*** DATA IN THIS EXERCISE ***

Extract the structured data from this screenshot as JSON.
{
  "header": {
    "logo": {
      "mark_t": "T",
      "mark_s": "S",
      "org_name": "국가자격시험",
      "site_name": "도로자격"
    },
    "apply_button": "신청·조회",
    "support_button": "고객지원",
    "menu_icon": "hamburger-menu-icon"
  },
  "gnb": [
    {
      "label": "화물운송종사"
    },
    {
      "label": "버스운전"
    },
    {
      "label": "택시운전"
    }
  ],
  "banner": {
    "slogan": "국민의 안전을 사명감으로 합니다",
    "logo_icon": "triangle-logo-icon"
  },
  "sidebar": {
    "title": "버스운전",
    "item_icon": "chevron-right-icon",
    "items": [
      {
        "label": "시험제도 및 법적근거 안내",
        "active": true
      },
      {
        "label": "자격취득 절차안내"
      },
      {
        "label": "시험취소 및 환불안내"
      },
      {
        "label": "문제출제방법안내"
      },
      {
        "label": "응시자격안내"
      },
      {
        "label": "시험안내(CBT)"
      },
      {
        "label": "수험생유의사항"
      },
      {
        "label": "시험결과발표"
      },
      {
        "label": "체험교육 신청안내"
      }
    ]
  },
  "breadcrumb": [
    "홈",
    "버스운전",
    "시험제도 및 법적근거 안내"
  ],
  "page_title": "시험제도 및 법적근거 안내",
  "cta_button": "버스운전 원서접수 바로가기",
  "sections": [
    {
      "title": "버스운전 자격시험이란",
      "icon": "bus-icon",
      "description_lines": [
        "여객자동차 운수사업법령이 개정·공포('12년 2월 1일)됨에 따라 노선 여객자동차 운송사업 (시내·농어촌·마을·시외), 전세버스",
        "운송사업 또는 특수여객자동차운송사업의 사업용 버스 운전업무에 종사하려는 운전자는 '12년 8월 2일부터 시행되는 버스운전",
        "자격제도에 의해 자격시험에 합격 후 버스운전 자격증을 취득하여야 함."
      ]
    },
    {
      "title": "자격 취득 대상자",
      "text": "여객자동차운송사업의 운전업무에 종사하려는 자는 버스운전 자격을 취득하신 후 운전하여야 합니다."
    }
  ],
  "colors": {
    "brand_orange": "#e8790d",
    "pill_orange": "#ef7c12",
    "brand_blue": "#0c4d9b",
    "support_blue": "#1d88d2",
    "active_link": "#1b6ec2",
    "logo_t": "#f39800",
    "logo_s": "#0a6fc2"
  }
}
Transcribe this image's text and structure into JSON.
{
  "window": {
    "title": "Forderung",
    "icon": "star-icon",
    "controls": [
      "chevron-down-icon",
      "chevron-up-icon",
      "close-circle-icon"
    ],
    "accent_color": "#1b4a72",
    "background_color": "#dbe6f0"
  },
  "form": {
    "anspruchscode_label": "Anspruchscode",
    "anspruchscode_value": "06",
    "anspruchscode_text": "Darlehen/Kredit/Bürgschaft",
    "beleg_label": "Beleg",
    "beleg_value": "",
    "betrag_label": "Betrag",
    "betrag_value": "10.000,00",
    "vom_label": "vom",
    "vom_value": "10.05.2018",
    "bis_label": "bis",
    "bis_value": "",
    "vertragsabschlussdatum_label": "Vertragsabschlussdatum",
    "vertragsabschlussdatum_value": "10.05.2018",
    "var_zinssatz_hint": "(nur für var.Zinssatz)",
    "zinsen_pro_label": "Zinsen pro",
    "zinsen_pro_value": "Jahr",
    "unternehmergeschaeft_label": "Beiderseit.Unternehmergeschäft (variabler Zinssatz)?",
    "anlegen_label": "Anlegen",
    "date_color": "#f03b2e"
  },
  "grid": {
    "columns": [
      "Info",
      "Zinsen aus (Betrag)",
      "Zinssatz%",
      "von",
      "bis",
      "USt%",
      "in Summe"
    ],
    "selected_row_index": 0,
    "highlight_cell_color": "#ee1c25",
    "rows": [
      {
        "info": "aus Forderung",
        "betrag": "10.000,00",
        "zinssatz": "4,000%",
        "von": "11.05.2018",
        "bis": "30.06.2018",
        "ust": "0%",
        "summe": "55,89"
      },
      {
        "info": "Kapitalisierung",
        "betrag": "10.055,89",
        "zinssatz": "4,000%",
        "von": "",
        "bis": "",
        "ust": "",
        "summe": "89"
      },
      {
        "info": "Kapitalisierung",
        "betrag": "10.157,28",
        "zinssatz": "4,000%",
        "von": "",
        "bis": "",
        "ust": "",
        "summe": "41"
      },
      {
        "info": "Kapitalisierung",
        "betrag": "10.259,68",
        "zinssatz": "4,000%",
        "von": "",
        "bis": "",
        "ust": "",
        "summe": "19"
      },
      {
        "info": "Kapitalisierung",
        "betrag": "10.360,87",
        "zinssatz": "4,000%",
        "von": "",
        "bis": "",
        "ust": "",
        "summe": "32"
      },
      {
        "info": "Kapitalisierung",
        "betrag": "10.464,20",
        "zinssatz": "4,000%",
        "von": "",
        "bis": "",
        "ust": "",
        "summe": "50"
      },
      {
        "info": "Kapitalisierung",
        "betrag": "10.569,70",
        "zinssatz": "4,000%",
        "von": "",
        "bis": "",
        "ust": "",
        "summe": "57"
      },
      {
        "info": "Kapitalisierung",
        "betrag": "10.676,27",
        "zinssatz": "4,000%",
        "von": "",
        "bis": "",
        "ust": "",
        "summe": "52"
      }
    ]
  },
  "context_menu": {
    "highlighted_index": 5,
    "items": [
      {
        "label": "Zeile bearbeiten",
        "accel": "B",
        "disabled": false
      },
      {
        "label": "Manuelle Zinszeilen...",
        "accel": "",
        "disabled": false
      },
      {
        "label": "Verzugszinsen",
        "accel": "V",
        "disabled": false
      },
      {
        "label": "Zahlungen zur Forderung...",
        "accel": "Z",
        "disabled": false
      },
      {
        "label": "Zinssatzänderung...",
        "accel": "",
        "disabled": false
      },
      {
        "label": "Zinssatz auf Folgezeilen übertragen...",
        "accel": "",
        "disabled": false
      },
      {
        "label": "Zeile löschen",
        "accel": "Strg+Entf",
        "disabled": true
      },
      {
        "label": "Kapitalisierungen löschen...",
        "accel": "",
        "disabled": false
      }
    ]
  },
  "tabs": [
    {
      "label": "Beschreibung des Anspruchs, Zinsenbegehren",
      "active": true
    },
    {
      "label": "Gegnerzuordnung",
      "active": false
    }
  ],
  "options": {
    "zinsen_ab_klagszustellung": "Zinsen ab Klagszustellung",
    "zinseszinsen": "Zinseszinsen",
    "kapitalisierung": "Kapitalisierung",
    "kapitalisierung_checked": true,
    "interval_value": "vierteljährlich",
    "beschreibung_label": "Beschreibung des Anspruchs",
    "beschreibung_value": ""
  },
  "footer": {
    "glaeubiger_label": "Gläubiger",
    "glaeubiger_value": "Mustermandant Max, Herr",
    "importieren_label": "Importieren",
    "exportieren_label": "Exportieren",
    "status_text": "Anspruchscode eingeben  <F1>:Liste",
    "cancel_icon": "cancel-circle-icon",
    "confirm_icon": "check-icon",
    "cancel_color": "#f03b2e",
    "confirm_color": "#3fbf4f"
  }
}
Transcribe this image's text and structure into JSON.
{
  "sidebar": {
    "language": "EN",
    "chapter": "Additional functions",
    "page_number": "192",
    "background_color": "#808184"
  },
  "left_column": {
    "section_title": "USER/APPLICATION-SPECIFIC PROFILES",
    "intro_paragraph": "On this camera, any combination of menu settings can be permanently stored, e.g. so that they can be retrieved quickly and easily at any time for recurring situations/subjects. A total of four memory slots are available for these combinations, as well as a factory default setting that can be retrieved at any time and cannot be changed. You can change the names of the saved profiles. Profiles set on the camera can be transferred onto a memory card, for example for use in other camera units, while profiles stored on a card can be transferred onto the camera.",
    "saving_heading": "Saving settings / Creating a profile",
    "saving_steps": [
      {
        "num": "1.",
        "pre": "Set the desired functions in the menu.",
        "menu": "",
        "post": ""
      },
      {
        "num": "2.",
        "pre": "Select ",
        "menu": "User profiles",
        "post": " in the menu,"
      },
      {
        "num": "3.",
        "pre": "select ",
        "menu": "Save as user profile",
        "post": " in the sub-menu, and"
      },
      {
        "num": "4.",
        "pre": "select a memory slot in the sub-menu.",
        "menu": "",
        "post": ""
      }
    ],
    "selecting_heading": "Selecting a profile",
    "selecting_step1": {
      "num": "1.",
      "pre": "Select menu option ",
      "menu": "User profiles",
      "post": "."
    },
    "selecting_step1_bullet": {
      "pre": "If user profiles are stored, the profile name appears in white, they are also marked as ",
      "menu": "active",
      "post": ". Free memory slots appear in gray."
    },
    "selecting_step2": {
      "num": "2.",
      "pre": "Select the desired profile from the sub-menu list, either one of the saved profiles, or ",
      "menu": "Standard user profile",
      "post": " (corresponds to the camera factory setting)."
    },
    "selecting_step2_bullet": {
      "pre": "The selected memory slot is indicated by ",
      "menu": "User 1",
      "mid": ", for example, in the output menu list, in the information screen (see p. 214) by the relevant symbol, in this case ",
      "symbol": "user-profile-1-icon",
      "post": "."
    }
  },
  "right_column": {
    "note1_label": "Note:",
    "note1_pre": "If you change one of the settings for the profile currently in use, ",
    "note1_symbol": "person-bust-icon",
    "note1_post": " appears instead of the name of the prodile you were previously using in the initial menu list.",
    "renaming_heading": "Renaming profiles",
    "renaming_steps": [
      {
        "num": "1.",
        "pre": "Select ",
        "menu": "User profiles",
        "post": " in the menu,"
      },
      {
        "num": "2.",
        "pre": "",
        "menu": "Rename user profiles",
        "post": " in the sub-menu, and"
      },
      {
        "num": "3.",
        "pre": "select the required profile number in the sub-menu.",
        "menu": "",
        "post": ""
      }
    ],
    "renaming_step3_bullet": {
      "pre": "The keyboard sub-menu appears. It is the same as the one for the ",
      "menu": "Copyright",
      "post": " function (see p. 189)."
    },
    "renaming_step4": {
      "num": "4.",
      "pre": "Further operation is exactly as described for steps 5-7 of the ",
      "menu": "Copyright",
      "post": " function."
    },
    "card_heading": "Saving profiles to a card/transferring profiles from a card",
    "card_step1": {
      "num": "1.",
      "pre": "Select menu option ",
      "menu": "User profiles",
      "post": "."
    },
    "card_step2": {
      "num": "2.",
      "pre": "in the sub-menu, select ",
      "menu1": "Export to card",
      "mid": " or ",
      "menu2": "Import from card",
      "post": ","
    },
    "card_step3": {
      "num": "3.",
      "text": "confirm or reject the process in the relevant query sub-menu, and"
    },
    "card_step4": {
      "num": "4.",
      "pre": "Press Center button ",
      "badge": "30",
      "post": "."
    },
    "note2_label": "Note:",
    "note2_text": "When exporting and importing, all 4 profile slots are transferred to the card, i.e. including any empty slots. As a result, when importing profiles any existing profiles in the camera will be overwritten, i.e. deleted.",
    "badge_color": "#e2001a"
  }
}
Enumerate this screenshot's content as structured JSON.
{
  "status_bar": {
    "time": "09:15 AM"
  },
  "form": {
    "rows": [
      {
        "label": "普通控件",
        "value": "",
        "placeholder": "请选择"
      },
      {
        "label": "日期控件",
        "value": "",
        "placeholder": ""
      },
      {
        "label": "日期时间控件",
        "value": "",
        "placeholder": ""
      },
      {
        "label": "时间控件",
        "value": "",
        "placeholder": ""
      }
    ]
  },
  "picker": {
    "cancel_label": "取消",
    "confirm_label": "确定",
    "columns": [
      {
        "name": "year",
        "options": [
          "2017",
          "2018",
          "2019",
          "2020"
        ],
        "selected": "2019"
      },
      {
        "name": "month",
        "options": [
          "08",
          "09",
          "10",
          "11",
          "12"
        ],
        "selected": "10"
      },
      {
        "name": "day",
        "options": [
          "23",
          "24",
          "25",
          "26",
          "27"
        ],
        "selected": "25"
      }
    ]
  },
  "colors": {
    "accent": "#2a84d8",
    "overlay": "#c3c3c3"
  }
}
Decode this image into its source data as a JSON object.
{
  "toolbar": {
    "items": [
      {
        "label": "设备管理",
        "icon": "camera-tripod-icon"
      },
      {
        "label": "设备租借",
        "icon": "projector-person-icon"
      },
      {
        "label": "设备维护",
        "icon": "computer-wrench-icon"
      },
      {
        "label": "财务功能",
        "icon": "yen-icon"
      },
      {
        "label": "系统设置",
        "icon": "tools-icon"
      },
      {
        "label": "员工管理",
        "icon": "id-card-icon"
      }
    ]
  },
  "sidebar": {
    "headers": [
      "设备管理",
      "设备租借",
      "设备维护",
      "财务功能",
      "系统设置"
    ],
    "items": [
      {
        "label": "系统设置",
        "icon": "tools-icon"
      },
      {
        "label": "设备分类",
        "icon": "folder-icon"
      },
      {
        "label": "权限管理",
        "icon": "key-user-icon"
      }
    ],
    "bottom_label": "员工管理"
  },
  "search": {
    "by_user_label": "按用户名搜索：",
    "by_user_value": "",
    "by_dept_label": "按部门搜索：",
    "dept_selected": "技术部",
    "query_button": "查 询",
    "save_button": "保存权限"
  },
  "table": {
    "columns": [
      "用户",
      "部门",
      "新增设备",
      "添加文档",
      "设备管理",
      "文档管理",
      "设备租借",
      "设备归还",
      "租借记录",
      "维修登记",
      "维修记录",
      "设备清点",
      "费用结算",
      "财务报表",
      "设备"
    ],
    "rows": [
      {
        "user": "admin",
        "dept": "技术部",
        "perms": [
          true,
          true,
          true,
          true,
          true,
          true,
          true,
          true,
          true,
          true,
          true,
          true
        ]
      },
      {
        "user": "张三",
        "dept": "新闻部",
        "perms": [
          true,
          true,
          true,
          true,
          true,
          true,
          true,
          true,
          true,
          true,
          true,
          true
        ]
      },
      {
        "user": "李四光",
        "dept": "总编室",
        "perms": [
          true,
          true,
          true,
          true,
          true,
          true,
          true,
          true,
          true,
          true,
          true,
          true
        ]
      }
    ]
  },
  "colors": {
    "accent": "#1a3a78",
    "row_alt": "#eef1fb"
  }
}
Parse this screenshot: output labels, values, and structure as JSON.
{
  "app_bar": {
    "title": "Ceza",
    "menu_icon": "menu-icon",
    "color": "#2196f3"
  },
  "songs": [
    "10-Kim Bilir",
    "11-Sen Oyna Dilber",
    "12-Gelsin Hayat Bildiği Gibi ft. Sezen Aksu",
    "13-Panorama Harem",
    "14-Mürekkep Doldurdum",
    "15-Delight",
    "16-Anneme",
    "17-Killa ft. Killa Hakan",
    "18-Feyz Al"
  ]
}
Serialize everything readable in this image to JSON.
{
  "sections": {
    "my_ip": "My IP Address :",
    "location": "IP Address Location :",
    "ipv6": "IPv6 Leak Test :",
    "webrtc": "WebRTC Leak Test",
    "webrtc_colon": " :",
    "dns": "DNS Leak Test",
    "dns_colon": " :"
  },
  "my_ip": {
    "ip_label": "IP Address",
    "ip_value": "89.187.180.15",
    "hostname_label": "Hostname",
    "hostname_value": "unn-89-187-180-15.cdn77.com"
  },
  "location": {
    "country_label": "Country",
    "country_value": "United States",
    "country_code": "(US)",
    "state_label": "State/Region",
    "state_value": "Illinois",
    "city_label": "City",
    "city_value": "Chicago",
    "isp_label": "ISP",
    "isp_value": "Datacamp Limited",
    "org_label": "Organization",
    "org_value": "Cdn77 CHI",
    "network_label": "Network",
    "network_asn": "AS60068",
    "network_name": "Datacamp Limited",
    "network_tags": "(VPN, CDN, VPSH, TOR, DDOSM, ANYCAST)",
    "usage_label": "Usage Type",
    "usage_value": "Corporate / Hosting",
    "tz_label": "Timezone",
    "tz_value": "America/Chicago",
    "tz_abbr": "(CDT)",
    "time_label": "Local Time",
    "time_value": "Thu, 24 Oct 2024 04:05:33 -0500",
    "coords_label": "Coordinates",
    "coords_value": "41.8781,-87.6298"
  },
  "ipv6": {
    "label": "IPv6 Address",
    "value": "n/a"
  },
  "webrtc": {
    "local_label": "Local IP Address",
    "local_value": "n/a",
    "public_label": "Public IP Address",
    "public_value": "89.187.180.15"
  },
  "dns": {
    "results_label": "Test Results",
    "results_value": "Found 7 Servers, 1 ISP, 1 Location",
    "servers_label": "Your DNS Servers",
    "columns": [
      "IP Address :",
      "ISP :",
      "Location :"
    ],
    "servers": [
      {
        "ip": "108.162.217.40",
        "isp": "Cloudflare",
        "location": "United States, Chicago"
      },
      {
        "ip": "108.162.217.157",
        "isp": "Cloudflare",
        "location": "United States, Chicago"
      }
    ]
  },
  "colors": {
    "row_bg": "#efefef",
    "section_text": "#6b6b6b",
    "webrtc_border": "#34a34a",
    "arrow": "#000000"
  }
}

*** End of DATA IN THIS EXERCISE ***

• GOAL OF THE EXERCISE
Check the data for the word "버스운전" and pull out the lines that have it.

• ANSWER SPACE
      "label": "버스운전"
    "title": "버스운전",
    "버스운전",
  "cta_button": "버스운전 원서접수 바로가기",
      "title": "버스운전 자격시험이란",
        "운송사업 또는 특수여객자동차운송사업의 사업용 버스 운전업무에 종사하려는 운전자는 '12년 8월 2일부터 시행되는 버스운전",
        "자격제도에 의해 자격시험에 합격 후 버스운전 자격증을 취득하여야 함."
      "text": "여객자동차운송사업의 운전업무에 종사하려는 자는 버스운전 자격을 취득하신 후 운전하여야 합니다."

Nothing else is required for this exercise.